Liberty Stadium, home to both Swansea City Premier League football club (‘the Swans’) and the ‘Ospreys’ RFU club, has become the first English Premier League Football ground to install a Q-Sys audio management system from QSC throughout its arena. The new system was chosen to provide networked monitoring and control of the existing PA loudspeakers, amplification, monitoring and voice alarm systems at the stadium, and required the addition of a new fire-rated fibre-optic backbone and network switches, all of which was installed during the upgrade.
As we reported recently, Liberty Stadium was also recently the site of an installation of a new video production infrastructure.

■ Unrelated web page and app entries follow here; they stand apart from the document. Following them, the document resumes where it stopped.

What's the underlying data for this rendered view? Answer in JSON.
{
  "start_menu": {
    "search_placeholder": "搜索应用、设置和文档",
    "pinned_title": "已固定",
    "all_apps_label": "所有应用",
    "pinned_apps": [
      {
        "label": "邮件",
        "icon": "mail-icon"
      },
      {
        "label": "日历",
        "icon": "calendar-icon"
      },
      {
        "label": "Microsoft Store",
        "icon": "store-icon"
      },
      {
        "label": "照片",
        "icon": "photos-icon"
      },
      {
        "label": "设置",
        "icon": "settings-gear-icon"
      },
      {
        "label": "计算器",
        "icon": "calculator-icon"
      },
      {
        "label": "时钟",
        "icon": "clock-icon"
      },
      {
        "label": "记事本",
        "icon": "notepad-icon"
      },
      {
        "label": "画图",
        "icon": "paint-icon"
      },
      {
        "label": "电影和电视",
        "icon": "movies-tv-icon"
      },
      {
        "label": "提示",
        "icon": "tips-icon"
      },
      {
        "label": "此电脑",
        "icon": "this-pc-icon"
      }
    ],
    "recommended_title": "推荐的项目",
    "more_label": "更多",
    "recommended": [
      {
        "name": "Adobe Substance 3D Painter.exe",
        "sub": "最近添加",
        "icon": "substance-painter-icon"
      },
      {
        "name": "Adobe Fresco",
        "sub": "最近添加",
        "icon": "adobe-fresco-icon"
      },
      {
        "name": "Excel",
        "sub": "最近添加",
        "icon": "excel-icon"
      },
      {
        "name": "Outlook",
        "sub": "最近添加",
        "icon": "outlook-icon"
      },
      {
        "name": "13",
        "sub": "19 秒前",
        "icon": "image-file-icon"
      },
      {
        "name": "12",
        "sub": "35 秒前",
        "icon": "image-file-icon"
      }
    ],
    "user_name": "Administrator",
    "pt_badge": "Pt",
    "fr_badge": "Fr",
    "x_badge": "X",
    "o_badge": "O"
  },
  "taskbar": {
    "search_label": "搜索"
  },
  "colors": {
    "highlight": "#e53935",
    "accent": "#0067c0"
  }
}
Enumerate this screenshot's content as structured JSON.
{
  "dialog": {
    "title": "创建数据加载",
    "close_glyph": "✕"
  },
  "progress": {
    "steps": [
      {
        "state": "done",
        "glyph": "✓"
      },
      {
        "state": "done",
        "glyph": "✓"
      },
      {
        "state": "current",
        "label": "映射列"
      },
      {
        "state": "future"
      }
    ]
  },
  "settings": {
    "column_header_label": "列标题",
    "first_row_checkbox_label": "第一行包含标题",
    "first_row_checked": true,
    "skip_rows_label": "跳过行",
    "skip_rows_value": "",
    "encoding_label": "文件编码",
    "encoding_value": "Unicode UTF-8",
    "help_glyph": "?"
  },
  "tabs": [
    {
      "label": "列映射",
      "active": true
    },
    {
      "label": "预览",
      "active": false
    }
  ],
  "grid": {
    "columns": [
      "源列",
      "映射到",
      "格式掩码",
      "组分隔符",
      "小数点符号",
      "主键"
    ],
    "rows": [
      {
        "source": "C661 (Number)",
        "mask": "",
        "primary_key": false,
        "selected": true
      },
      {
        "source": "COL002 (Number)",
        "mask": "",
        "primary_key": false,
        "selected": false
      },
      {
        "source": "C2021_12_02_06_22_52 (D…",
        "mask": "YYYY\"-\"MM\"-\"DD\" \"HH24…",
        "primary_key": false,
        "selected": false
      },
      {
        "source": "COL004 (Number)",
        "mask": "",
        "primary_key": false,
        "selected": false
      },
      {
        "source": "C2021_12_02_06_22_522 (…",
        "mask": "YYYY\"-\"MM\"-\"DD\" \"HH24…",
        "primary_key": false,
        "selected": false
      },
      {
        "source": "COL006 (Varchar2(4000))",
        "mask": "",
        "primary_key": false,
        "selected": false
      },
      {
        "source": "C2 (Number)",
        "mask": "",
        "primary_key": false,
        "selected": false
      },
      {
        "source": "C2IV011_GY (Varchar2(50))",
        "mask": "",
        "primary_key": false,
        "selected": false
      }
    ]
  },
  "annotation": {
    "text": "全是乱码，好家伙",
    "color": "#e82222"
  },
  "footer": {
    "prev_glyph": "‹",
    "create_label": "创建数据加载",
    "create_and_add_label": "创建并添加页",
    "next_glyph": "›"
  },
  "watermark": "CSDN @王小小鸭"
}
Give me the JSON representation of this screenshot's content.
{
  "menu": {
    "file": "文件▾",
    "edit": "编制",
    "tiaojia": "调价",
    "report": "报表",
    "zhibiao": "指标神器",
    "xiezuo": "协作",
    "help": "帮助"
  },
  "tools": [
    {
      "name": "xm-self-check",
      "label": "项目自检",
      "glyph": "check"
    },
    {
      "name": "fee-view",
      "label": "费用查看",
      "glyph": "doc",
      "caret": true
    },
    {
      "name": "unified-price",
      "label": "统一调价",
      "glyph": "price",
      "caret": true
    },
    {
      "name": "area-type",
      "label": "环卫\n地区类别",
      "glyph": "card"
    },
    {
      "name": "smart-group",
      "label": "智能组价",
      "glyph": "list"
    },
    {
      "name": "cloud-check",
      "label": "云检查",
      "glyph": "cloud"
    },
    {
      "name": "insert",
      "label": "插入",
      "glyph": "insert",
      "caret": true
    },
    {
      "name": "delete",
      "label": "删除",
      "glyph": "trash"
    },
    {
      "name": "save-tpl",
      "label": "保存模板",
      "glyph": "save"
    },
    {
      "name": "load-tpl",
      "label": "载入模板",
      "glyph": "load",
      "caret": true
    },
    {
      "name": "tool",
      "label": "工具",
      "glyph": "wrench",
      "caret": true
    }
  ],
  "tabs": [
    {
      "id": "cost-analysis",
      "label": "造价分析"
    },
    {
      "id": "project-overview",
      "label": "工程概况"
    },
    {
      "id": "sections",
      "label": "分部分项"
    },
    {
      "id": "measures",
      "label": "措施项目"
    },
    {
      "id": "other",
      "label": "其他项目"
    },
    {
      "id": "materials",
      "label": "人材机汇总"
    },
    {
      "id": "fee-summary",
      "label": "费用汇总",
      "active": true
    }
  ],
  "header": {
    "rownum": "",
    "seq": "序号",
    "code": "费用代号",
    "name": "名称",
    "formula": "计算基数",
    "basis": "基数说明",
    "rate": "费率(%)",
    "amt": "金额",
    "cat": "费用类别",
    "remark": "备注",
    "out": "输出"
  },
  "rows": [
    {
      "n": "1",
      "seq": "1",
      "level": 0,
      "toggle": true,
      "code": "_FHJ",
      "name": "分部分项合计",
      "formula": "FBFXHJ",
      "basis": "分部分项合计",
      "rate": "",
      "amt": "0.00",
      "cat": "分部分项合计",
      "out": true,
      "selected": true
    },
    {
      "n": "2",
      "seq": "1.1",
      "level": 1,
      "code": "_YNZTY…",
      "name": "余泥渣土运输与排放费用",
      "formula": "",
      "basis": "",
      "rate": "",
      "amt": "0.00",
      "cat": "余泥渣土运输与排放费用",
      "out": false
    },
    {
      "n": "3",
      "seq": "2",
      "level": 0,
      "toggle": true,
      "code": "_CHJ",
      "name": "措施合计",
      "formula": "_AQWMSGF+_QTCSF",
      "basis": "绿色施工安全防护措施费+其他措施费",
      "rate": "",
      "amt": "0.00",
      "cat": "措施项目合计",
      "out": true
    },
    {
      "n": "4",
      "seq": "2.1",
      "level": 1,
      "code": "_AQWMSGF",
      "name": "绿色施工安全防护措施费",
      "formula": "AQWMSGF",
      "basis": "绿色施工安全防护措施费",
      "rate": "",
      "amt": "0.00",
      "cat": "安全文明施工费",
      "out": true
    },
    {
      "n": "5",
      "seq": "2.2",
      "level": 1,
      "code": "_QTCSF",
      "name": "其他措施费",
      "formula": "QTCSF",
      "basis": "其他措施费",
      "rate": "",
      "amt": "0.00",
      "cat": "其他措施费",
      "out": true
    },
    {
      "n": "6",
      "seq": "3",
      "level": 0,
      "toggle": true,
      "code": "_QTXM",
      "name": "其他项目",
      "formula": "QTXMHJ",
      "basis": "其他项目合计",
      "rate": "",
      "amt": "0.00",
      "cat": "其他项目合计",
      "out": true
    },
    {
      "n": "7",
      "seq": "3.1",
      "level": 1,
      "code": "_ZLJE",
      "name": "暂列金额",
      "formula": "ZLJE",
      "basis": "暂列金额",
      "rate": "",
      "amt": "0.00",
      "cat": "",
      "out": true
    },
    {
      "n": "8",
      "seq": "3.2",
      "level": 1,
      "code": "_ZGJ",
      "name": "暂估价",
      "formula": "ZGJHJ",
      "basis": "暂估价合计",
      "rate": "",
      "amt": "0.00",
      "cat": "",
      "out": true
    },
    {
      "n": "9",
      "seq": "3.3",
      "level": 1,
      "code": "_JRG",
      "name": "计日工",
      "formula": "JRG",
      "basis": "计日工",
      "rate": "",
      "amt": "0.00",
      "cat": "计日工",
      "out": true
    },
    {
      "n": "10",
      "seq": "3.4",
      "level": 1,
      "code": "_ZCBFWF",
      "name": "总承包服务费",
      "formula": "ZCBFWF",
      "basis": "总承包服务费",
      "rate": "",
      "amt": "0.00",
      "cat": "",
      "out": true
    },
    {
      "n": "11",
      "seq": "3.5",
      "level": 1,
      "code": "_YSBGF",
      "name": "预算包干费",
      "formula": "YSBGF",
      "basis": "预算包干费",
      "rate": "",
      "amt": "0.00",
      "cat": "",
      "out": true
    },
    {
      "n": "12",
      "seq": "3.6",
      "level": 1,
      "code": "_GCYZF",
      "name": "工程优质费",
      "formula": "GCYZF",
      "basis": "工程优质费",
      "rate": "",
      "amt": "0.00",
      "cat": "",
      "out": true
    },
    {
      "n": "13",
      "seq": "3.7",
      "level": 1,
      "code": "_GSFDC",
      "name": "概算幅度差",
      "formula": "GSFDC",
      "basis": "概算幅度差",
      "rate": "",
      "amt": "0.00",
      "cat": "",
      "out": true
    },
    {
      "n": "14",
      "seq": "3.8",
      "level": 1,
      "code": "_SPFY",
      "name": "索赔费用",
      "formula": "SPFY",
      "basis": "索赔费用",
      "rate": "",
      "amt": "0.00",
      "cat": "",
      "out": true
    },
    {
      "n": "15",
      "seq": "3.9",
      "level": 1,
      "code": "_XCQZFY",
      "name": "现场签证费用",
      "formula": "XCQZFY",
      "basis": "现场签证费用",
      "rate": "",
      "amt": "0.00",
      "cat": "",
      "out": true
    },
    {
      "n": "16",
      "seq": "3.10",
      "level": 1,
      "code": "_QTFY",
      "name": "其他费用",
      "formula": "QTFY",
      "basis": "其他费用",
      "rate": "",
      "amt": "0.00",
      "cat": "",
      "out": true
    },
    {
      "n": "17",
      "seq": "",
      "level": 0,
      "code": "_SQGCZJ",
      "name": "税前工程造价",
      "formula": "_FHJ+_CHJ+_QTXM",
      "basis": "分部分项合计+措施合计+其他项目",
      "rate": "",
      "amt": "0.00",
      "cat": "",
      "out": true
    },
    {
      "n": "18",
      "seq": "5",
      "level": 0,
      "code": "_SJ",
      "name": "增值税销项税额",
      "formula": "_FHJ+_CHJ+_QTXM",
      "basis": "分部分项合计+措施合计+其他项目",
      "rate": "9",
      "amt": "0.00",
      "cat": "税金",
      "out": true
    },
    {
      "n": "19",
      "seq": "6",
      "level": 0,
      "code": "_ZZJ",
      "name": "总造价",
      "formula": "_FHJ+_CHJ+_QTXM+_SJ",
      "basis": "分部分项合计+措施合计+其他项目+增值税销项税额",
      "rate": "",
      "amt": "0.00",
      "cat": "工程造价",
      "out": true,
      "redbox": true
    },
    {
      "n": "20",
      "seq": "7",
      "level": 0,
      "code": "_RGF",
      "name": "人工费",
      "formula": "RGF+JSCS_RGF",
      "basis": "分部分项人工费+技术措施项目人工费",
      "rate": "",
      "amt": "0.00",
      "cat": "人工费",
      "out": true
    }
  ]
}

Shure Distribution UK, exclusive distributor of QSC and Q-Sys products in the UK and Ireland, supplied the Q-Sys hardware, which comprised two Core 250i compact integrated processors, six I/O Frame interfaces (two master interfaces in the control room, plus one at each of the main four seating stands at the stadium), and several audio input and output cards. Fault reporting now passes from the existing monitoring equipment into Q-Sys, which may be controlled and monitored remotely via the fibre network. The messages are routed to a touchscreen paging station in the control room on site, from which the whole system can be monitored and controlled. Pre-recorded PA/voice alarm messages are also stored in the touchscreen controller and may be sent via the network to the PA with a few swipes of the screen.
The new system was designed and installed by ETASound, part of the UK SSE Audio Group, which has maintained the existing PA since its original installation. Design, build and installation of the new system, including customisation of the touchscreen software, was completed by ETASound’s Ed Thomas within a three-week period earlier this year.
“This was our first Q-Sys installation,” explained Thomas. “I attended a Q-Sys consultants’ seminar in London earlier this year with [European Q-Sys specialist] Martin Barbour, and the programming looked so much simpler than the available alternatives. We only had a few weeks to get the new system up and running before the new football season began, so we were keen to do anything we could to shorten the programming time. I had been wanting to try Q-Sys for some time anyway, so this seemed like the perfect opportunity. We designed and programmed the system off site, and bar a few minor niggles which we managed to resolve quickly with calls to Martin Barbour, we installed it at the stadium without any problems.”
The new system was up and running at Swansea in time for the all-important first game of the 2013 season. Following this successful baptism of fire, Ed Thomas is currently planning another Q-Sys stadium install in the UK. “The fast programming time on Q-Sys isn’t just an advantage when you have a tight turnaround time, as we did here,” he adds. “Programming is a major cost issue on any project, and if a month’s programming is needed to get your system up and running, that’s going to cost more money, will make your quote larger and may lose you a job. Q-Sys is very quick to programme, and less programming time is good for everybody.”